» **Work instruction**:
Report how many lines in the records below hold "pouvez", with no other output.

» **Recorded data**:
════════════════

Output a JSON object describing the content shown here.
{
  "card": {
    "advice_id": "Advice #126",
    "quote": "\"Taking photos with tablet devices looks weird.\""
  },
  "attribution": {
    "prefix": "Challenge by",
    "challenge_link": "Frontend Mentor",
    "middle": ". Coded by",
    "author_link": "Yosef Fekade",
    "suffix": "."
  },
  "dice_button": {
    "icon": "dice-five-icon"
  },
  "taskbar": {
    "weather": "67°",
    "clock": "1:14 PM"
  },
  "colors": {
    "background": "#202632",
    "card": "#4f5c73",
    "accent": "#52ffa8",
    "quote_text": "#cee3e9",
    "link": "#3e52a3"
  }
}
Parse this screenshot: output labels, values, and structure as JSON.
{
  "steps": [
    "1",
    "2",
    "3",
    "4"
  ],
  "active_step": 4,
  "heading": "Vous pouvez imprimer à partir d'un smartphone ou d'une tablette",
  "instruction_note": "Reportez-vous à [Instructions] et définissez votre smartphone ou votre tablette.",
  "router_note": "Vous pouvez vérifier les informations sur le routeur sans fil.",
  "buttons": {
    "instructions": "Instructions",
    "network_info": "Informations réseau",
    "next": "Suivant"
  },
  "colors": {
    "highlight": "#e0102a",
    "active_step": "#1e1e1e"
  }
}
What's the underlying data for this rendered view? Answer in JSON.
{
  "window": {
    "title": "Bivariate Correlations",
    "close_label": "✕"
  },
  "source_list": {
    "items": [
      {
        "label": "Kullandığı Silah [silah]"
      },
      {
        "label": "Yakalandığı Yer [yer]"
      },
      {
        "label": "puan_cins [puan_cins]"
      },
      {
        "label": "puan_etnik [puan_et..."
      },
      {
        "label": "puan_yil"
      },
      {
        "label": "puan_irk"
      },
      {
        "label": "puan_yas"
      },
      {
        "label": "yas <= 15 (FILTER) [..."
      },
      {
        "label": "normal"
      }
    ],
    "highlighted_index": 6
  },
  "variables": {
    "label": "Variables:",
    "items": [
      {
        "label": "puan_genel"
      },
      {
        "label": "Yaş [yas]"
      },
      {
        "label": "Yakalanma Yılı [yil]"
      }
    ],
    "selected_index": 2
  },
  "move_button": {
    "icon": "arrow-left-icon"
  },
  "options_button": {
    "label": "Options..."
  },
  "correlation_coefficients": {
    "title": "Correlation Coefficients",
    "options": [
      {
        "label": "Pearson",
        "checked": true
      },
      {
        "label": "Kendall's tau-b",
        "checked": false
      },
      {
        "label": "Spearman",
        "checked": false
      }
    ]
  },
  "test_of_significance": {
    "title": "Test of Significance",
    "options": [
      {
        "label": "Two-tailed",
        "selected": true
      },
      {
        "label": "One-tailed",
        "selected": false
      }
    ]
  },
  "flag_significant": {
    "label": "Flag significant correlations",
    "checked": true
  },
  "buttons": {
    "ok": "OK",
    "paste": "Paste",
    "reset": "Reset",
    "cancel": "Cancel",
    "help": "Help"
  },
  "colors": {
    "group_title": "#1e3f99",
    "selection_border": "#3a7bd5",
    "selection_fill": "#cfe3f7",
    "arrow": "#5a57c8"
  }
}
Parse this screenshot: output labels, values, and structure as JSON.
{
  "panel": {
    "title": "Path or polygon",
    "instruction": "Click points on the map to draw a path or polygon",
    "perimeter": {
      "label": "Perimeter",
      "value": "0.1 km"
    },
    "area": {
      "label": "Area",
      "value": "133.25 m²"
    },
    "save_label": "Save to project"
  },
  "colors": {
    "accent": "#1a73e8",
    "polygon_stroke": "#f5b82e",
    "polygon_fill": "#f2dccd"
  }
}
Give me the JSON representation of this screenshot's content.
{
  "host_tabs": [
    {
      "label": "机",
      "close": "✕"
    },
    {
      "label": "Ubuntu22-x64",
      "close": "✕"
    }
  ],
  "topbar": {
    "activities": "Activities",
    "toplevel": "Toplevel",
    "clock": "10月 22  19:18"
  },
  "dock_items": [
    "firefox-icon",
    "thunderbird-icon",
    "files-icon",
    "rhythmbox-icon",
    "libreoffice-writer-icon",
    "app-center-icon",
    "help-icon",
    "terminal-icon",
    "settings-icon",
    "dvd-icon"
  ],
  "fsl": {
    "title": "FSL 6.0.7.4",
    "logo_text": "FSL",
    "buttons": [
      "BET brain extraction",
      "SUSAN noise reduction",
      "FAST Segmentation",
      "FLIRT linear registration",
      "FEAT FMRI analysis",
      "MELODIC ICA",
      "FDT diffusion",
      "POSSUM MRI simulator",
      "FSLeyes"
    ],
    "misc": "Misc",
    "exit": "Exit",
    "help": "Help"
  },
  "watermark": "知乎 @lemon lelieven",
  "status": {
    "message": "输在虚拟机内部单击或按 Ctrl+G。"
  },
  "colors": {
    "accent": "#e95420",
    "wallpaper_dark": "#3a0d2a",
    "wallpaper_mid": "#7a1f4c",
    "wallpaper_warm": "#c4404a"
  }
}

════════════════

» **Output for this task**:
2